How can you get the full value of network slicing?
Network slicing represents a major innovation for mobile network platforms, particularly for business expansion beyond consumer mobile broadband for 4G and 5G. Until now, the “one slice fits all” model for unlimited data connectivity has been dominant. This post examines the role tailored, optimized slices of network capacity and capabilities can play in the future, especially when combined with business model innovations.
The one slice fits all market domination is coming to an end
The explosive growth of mobile broadband services is a global success with few comparisons. This growth has been enabled by strong industry focus on simplicity with one type of device, one service and proven traffic-based business models. With plenty of customers to serve, this decade has been about maximizing smartphone penetration with a universal offering.
This focus on the flagship offerings has dwarfed the long tail of other opportunities – a tail on which no individual use case can move revenue needles anywhere close to the flagship offering. As a consequence, we have a long tail of un-, under- or over-served market opportunities. These require a different offering than the mainstream one-slice-fits-all approach.
Network slicing is about unlocking these use cases with tailored, optimized network slices and with business models that make business sense for both operators and industries. Rather than billions of smartphone customers, they represent opportunities with global sizes of 10k, 100k and 1Mn.

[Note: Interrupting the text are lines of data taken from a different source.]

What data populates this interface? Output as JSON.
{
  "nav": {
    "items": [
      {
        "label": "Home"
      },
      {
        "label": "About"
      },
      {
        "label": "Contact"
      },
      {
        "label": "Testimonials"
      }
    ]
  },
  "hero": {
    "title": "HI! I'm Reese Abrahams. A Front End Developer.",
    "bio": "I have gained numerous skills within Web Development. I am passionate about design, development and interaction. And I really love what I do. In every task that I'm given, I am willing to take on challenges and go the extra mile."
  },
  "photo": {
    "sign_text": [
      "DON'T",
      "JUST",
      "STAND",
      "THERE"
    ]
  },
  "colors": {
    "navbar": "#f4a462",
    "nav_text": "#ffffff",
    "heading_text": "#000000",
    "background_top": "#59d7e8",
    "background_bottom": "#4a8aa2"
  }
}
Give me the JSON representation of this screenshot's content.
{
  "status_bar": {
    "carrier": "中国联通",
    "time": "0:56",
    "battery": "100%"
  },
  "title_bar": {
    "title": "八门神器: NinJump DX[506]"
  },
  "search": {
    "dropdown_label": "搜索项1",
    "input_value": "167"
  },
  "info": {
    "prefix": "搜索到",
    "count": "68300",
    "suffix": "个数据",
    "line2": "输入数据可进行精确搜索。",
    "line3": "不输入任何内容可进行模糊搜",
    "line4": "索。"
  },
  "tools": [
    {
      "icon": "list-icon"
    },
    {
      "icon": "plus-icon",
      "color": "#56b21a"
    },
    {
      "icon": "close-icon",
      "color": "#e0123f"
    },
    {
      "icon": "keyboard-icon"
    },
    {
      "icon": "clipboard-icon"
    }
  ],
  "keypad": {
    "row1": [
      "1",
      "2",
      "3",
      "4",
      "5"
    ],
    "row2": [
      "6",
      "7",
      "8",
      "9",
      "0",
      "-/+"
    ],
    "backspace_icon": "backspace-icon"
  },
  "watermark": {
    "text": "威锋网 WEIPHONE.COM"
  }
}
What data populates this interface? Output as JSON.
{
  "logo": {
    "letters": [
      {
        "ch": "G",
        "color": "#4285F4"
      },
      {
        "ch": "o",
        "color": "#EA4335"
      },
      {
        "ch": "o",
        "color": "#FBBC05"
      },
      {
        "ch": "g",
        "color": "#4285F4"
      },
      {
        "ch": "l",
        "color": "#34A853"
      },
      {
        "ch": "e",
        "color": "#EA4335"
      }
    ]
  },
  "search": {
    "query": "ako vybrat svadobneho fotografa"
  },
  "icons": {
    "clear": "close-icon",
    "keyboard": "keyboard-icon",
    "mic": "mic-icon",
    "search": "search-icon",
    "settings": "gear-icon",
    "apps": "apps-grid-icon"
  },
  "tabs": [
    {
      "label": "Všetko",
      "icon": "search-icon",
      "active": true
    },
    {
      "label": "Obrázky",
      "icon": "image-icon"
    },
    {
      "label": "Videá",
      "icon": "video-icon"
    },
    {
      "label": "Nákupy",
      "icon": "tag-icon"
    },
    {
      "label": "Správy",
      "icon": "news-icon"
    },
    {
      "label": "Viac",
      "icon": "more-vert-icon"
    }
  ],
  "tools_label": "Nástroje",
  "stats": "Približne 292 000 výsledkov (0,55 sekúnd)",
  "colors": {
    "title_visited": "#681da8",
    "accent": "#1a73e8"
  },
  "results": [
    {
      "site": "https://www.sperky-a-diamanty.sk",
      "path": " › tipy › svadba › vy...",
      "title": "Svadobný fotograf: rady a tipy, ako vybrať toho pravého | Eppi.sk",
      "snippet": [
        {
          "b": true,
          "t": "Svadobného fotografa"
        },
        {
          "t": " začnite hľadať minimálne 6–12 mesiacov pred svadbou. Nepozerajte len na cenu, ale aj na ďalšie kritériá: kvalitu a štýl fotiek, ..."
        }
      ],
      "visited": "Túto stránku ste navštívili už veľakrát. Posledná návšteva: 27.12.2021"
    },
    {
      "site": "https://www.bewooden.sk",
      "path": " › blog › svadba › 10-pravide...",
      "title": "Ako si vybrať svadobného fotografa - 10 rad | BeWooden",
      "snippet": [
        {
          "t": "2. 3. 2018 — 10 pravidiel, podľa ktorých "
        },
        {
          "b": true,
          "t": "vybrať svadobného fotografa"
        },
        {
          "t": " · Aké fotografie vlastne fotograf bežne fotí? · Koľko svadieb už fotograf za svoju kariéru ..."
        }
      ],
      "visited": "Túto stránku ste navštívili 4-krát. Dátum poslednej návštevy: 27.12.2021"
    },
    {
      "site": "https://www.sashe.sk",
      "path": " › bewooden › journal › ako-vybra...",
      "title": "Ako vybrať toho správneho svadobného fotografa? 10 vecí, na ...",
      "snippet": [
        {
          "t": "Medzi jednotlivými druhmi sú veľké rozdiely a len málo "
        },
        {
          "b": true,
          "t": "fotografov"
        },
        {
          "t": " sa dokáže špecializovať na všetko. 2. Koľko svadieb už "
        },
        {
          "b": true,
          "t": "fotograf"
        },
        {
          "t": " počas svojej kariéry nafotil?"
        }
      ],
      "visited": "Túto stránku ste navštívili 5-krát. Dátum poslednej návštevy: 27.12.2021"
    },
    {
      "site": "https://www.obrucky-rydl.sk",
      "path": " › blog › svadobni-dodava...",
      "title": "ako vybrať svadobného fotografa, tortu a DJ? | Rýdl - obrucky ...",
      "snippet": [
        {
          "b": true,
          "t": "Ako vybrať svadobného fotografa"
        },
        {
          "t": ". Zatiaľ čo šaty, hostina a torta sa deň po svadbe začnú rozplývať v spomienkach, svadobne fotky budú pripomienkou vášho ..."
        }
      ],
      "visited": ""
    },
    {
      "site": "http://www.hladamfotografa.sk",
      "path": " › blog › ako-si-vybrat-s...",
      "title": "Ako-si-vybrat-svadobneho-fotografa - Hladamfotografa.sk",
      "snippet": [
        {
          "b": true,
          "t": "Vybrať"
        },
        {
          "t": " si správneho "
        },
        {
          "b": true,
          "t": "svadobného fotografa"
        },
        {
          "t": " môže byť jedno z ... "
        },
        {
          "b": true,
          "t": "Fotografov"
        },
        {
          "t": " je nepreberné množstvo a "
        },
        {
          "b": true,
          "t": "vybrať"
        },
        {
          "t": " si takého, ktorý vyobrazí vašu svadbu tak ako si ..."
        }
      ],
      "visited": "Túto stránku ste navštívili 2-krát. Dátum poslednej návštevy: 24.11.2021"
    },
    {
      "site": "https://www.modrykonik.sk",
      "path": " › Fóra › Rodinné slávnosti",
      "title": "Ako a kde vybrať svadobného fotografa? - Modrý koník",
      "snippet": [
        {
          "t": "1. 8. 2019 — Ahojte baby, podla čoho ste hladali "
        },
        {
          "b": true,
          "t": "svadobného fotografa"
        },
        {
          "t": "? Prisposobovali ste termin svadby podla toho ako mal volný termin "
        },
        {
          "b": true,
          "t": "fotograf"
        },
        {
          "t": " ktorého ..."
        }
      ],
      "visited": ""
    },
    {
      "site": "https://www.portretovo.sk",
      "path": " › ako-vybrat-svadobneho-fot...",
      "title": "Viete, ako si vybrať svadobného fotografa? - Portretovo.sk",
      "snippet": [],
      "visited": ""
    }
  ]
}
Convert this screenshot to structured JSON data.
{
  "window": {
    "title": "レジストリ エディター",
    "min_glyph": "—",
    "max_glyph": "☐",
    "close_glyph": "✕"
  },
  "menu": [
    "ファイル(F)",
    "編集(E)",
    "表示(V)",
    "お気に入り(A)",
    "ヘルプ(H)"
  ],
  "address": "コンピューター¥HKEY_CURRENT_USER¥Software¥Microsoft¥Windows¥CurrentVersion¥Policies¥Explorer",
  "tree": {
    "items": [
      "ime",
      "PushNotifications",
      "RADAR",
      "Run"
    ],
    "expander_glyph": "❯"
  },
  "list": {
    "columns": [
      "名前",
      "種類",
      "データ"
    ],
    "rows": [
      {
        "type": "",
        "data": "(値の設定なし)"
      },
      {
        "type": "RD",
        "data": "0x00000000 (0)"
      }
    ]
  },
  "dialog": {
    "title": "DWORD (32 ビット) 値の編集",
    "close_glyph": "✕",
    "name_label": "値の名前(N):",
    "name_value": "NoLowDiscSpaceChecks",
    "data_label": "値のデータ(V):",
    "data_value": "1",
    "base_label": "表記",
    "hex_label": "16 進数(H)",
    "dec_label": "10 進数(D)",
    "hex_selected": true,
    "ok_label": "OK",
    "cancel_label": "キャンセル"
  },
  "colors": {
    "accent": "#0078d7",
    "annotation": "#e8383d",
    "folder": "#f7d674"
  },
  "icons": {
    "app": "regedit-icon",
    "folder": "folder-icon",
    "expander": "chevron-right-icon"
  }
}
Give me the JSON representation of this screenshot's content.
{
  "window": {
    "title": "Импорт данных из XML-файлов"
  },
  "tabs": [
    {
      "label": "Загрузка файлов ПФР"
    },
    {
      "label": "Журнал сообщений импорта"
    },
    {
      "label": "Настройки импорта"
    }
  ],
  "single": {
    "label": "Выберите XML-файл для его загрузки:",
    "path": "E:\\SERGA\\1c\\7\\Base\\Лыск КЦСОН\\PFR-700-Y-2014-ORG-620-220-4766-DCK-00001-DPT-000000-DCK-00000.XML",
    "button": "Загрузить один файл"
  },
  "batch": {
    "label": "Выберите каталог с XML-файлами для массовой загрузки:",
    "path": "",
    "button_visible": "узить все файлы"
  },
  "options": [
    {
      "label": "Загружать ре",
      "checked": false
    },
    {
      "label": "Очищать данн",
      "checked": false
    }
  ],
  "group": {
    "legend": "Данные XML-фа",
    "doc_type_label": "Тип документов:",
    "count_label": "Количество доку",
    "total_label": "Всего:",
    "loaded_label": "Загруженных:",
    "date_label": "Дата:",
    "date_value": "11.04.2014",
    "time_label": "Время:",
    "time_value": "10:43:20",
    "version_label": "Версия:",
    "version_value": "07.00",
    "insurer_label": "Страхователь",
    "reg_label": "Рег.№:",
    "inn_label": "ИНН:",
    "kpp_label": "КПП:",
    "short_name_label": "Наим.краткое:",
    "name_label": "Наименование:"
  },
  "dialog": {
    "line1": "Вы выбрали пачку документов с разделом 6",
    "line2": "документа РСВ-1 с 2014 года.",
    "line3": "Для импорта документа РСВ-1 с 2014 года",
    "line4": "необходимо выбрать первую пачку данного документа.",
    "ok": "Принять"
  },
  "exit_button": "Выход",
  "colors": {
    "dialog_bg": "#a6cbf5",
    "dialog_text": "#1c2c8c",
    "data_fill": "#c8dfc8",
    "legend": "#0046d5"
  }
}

No network slicing limits the 4G and 5G markets
Network slices will not replace all private networks. And not every company that wants to build a private network has access to suitable spectrum. With the creation of network slices, there will be more choices. such as between a slice or a private network build. The borderlines and preferences between the choices will fluctuate, rather than everyone being stuck with a single default alternative.
At the high end of market, business have seen building own networks as their only option. In this case, the one-slice-fits-all offering was either capability or business-model restricted, or it did not provide enough coverage. This led to dedicated wired or WiFi–enabled networks even where mobile networks could have done a better job. Network slicing over 4G today and 5G tomorrow can change this in a material way.
The creation of the network slice alternative involves:
- the refined network requirements on use case or industry level
- the definition of the network capabilities required for each slice
- the network wide replication potential for successful slices
- alternative business model to traffic-based tariffs
All four are central to make the slice alternative attractive enough for operators and industries to pursue
Network slicing is an instant and dynamic game
The full value of network slicing stems from instant creation and dynamic management of slices. Demand for network slices is hard to predict and dynamic in nature, varying between slices and also over the course of the day. Flexibility in how to create slices and dynamic management of required resources is paramount.
This instant reality requires a high degree of orchestration and automation capabilities from start – working faster than the complexity grows.
Predictions for network slicing in a 5G network platform context
- Network slicing, 5G NR and distributed clouds are all game changers, for network platforms and the broader ecosystem
- Network slicing starts with 4G and evolve to more sophisticated capabilities as we move to 5G
- Business model innovations for network slicing are accelerating, affecting both how you sell and buy network slices.
Thank you for reading this post this post. For deeper insights about the fore front of network slicing we would like to suggest the following Ericsson assets.
Our new paper: Network slicing can be a piece of cake
Our joint study with BT: Network slicing is key for the IoT business case
Our “15 minutes with 5G” podcast with Jan Häglund, Head of Architecture & Solutions at Ericsson: How network slicing pays off